(Data entries)
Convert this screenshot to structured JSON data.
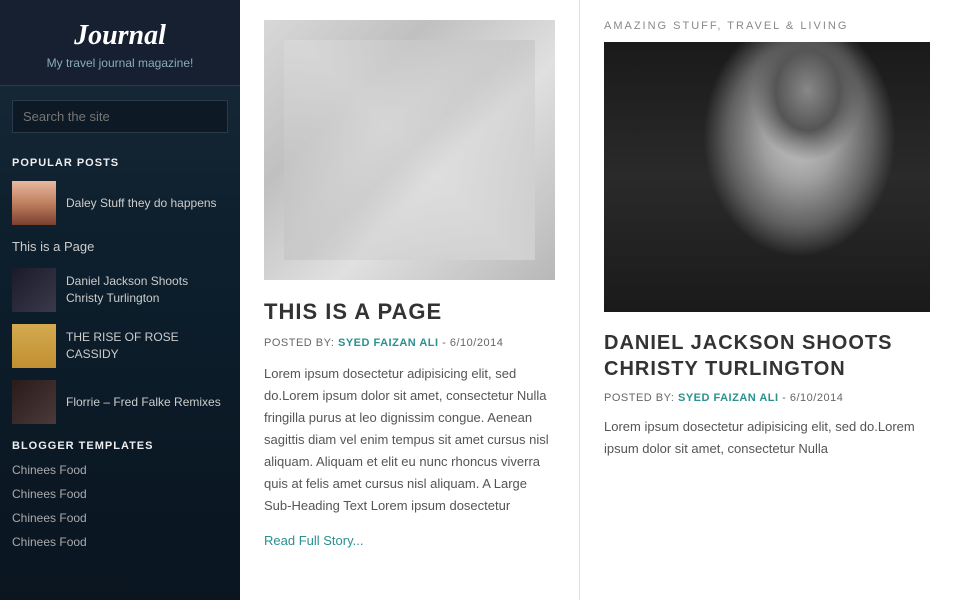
{
  "sidebar": {
    "title": "Journal",
    "subtitle": "My travel journal magazine!",
    "search_placeholder": "Search the site",
    "popular_posts_label": "POPULAR POSTS",
    "posts": [
      {
        "title": "Daley Stuff they do happens"
      },
      {
        "title": "Daniel Jackson Shoots Christy Turlington"
      },
      {
        "title": "THE RISE OF ROSE CASSIDY"
      },
      {
        "title": "Florrie – Fred Falke Remixes"
      }
    ],
    "page_link": "This is a Page",
    "blogger_label": "BLOGGER TEMPLATES",
    "blogger_links": [
      "Chinees Food",
      "Chinees Food",
      "Chinees Food",
      "Chinees Food"
    ]
  },
  "center_article": {
    "title": "THIS IS A PAGE",
    "meta_prefix": "POSTED BY:",
    "meta_author": "SYED FAIZAN ALI",
    "meta_date": "- 6/10/2014",
    "body": "Lorem ipsum dosectetur adipisicing elit, sed do.Lorem ipsum dolor sit amet, consectetur Nulla fringilla purus at leo dignissim congue. Aenean sagittis diam vel enim tempus sit amet cursus nisl aliquam. Aliquam et elit eu nunc rhoncus viverra quis at felis amet cursus nisl aliquam. A Large Sub-Heading Text Lorem ipsum dosectetur",
    "read_more": "Read Full Story..."
  },
  "right_article": {
    "category": "AMAZING STUFF, TRAVEL & LIVING",
    "title": "DANIEL JACKSON SHOOTS CHRISTY TURLINGTON",
    "meta_prefix": "POSTED BY:",
    "meta_author": "SYED FAIZAN ALI",
    "meta_date": "- 6/10/2014",
    "body": "Lorem ipsum dosectetur adipisicing elit, sed do.Lorem ipsum dolor sit amet, consectetur Nulla"
  }
}
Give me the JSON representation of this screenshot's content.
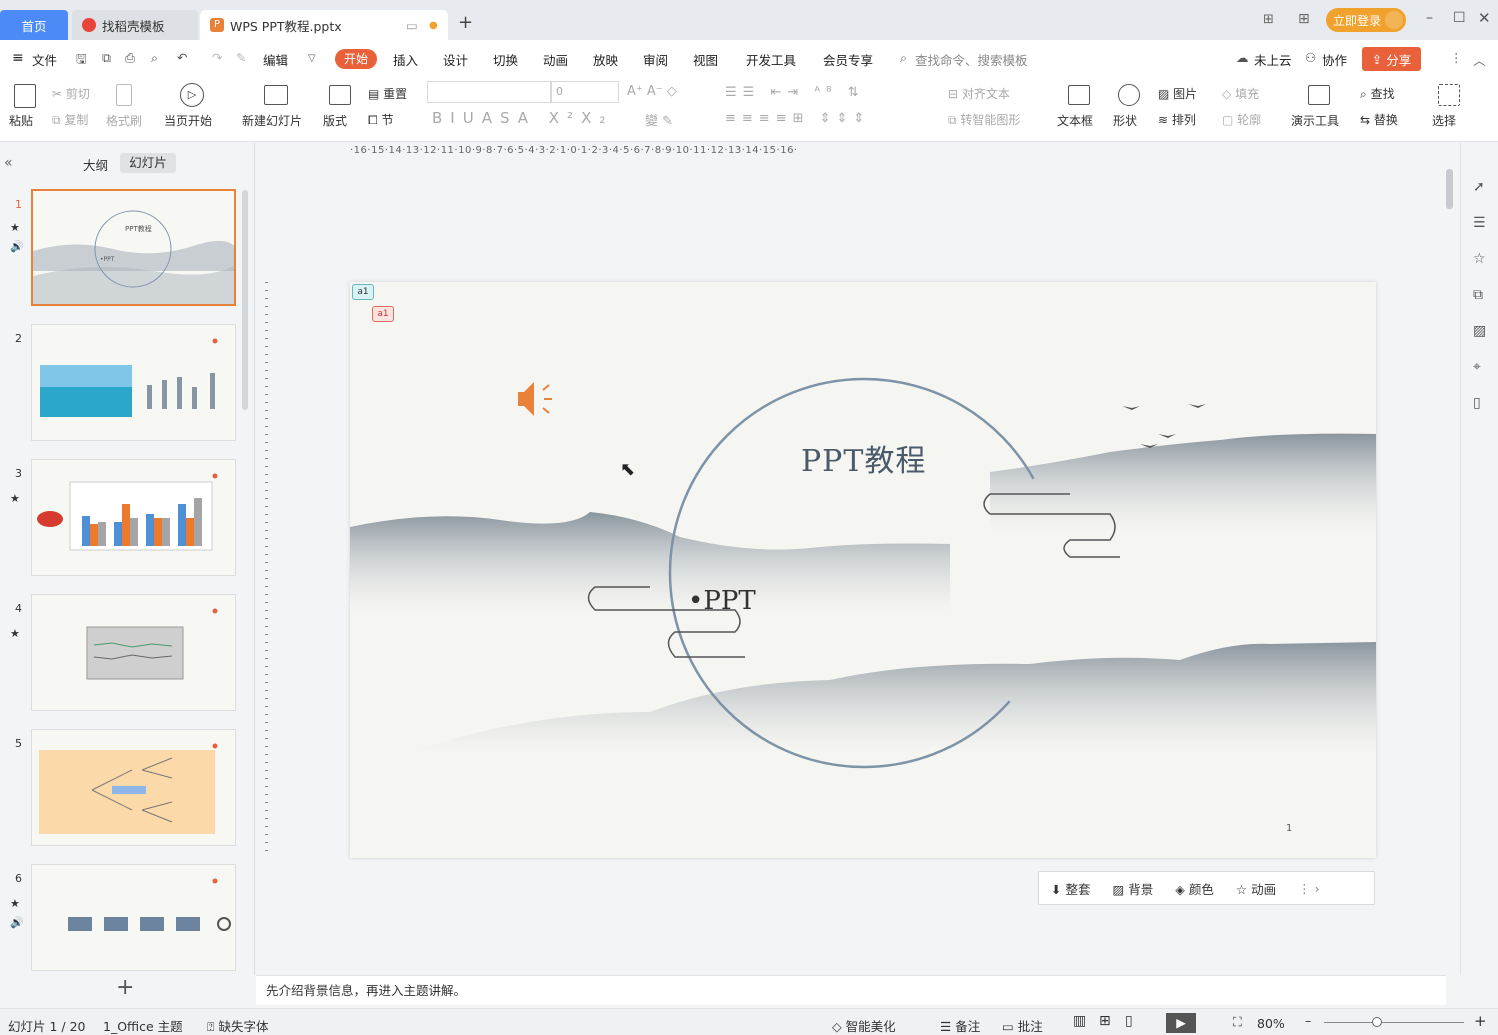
{
  "tabs": {
    "home": "首页",
    "docer": "找稻壳模板",
    "doc": "WPS PPT教程.pptx"
  },
  "titlebar": {
    "login": "立即登录"
  },
  "menus": [
    "文件",
    "开始",
    "插入",
    "设计",
    "切换",
    "动画",
    "放映",
    "审阅",
    "视图",
    "开发工具",
    "会员专享"
  ],
  "menubar": {
    "edit": "编辑",
    "search_placeholder": "查找命令、搜索模板",
    "cloud": "未上云",
    "collab": "协作",
    "share": "分享"
  },
  "ribbon": {
    "paste": "粘贴",
    "cut": "剪切",
    "copy": "复制",
    "format_painter": "格式刷",
    "from_current": "当页开始",
    "new_slide": "新建幻灯片",
    "layout": "版式",
    "reset": "重置",
    "section": "节",
    "font_size": "0",
    "align_text": "对齐文本",
    "smart_graphic": "转智能图形",
    "textbox": "文本框",
    "shape": "形状",
    "picture": "图片",
    "arrange": "排列",
    "fill": "填充",
    "outline": "轮廓",
    "presenter_tools": "演示工具",
    "find": "查找",
    "replace": "替换",
    "select": "选择"
  },
  "panel": {
    "outline_tab": "大纲",
    "slides_tab": "幻灯片",
    "slide_numbers": [
      "1",
      "2",
      "3",
      "4",
      "5",
      "6"
    ]
  },
  "slide": {
    "title": "PPT教程",
    "subtitle": "•PPT",
    "page_number": "1",
    "comment_a": "a1",
    "comment_b": "a1"
  },
  "ruler": {
    "h": "·16·15·14·13·12·11·10·9·8·7·6·5·4·3·2·1·0·1·2·3·4·5·6·7·8·9·10·11·12·13·14·15·16·"
  },
  "slidetools": {
    "theme": "整套",
    "background": "背景",
    "color": "颜色",
    "animation": "动画"
  },
  "notes": "先介绍背景信息，再进入主题讲解。",
  "status": {
    "slide_count": "幻灯片 1 / 20",
    "theme": "1_Office 主题",
    "missing_fonts": "缺失字体",
    "beautify": "智能美化",
    "notes": "备注",
    "comments": "批注",
    "zoom": "80%"
  },
  "colors": {
    "accent": "#e8613a",
    "tab_blue": "#4c8bf5",
    "login": "#f0a22d",
    "circle": "#7d93a8"
  }
}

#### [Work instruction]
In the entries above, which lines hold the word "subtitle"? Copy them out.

#### [Exercise result]
    "subtitle": "My travel journal magazine!",
    "subtitle": "•PPT",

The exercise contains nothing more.